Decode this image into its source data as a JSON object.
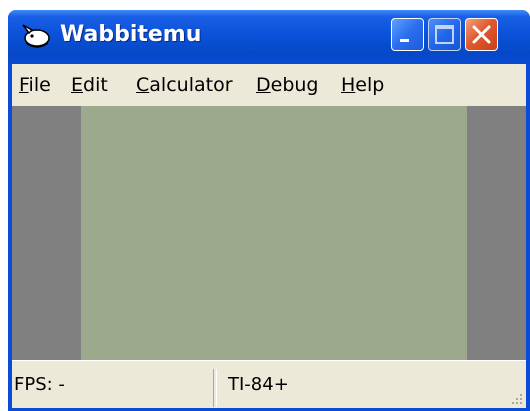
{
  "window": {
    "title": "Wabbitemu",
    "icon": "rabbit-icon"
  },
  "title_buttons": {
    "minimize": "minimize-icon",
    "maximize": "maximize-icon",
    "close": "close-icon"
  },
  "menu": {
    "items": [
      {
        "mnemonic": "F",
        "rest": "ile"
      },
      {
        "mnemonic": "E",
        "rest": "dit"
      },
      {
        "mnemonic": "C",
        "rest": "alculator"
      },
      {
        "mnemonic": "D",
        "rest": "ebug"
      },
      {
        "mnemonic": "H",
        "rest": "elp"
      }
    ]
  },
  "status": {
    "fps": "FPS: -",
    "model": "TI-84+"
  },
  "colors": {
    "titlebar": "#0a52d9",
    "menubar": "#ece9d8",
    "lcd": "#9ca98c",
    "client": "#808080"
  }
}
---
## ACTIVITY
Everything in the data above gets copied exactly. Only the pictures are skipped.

## RESULT
Decode this image into its source data as a JSON object.
{
  "window": {
    "title": "Wabbitemu",
    "icon": "rabbit-icon"
  },
  "title_buttons": {
    "minimize": "minimize-icon",
    "maximize": "maximize-icon",
    "close": "close-icon"
  },
  "menu": {
    "items": [
      {
        "mnemonic": "F",
        "rest": "ile"
      },
      {
        "mnemonic": "E",
        "rest": "dit"
      },
      {
        "mnemonic": "C",
        "rest": "alculator"
      },
      {
        "mnemonic": "D",
        "rest": "ebug"
      },
      {
        "mnemonic": "H",
        "rest": "elp"
      }
    ]
  },
  "status": {
    "fps": "FPS: -",
    "model": "TI-84+"
  },
  "colors": {
    "titlebar": "#0a52d9",
    "menubar": "#ece9d8",
    "lcd": "#9ca98c",
    "client": "#808080"
  }
}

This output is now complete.